What photo program should you use if you want to fix, edit, or improve your photographs? A great question!
For those that know me, you know my favorite price is “Free.” If I can find a free tool to do something, and do it sufficiently well, I will take that route. That’s why I recommend Google Docs, Google Sheets, and Google Slides (if you don’t need the power of MS Office) and I recommend FreeNAS to build network storage (if you have the skill sets to be able to do that yourself.) I even recommend “OwnCloud” to build your own cloud storage (like DropBox) if you have the skills and hardware to support running your own storage. Each of these solutions comes with their own (non-monetary) costs. Some require hardware, while others have a technical learning curve. And many of them have a powerful toolset that may be missing a few of the more complex tools that may be required for more complicated solutions. It’s always a question of “what are you trying to do?”
When it comes to photography there are many good free tools. The photo tools from Google are quite good. You can store your photos in the cloud, the tools Google provides let you do basic corrections, and even apply many of the filters we have come to expect from photo apps. Including HDR effects.

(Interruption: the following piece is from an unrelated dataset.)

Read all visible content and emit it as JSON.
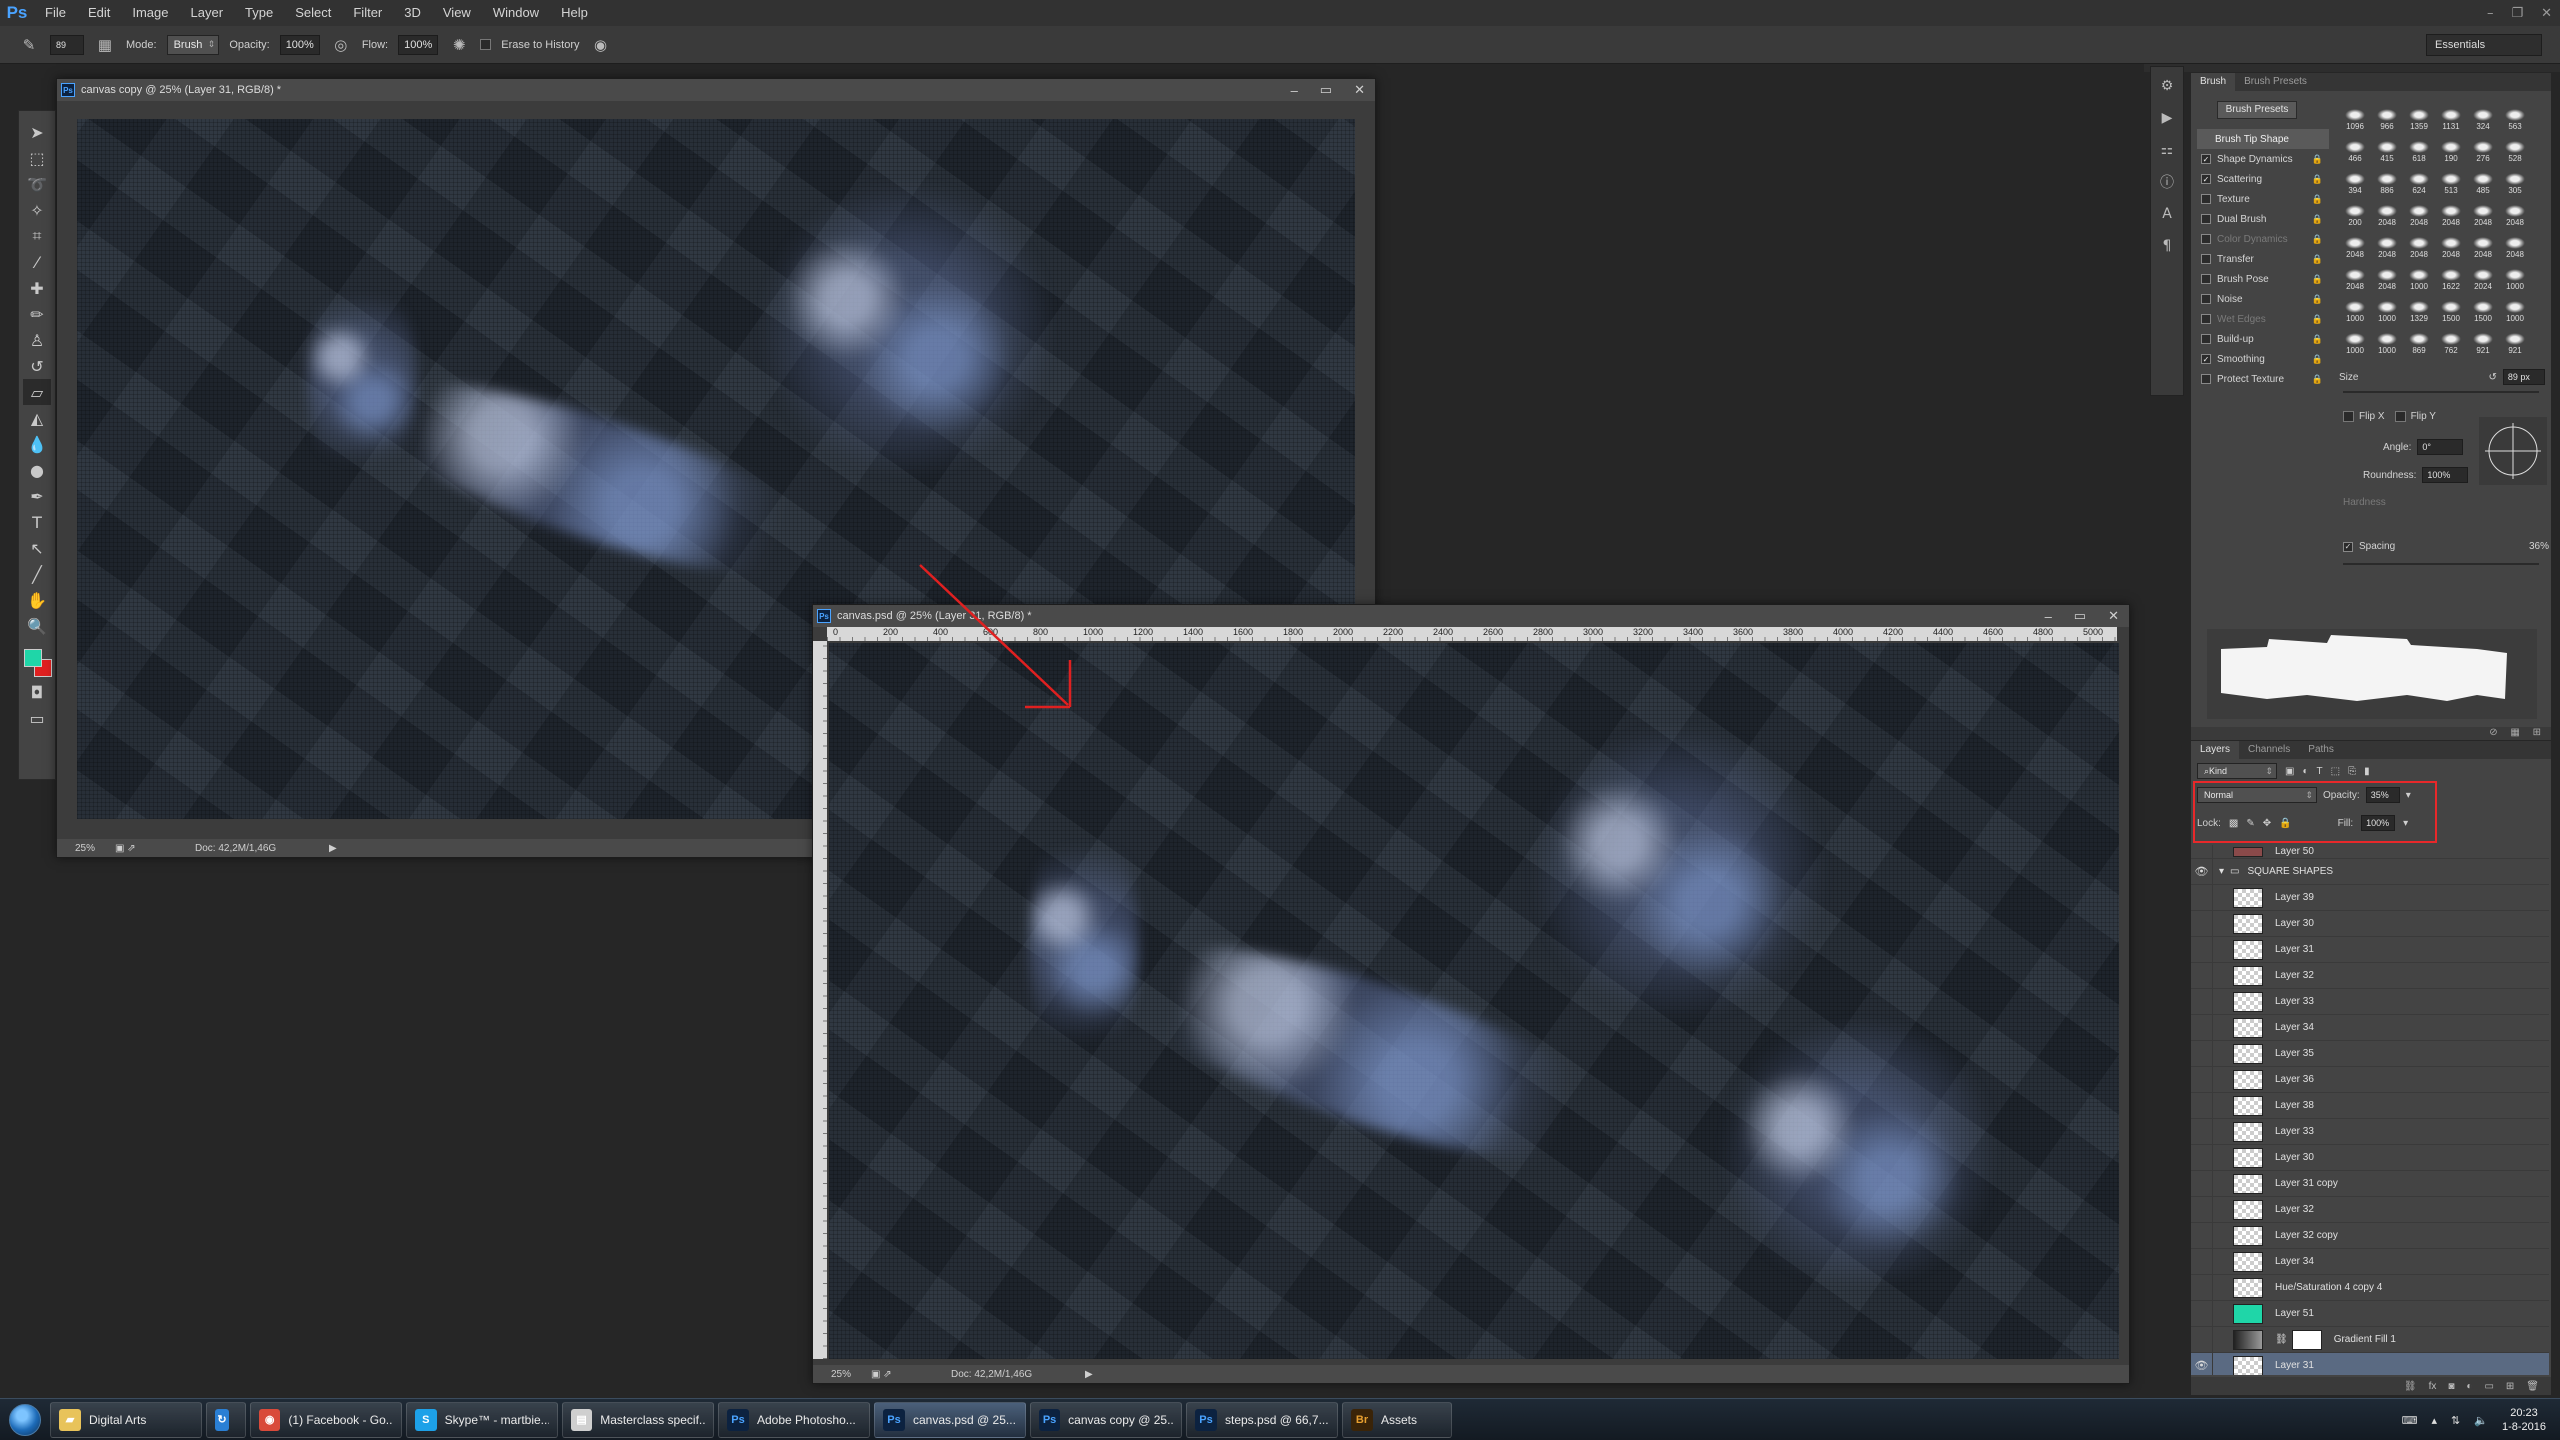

SnapSeed is another great tool (but the line here is blurred–Google now owns SnapSeed). All at the best price possible–free!
But–as with every other free solution, there are limits. Limits to the filters you can apply. Limits to the corrections you can make to “bad” photos. And limits to the degree you can mix and edit photos. That’s why I use the Adobe solutions of Photoshop CC14 and Lightroom. These two tools, together, allow you to do almost infinite editing and correcting to photographs to include, for instance, the “shake removal” highlighted in the last post.
It used to be this was the “high end” solution with the high end cost. But that is no more. While it is not “free” like the other solutions, Adobe now has a “software as a service” monthly pricing scheme that I believe makes their solutions reasonable for the photographer seeking a bit more “power” in their tools. They currently offer the “Photography” plan for only $9.99 a month. Yes–I realize that is nearly $120/year (and with taxes, it will be a bit more) but you are guaranteed to latest version, with updates and improvements rolling out almost every month. They even offer a one month free trial. On top of all this, if you are an iOS user, you can actually get Lightroom for the iPad!
Interested? Want to see the power for yourself? Download the free trial and see for yourself–then come back an let us know what you think, and what tools YOU prefer to use, in the comments below!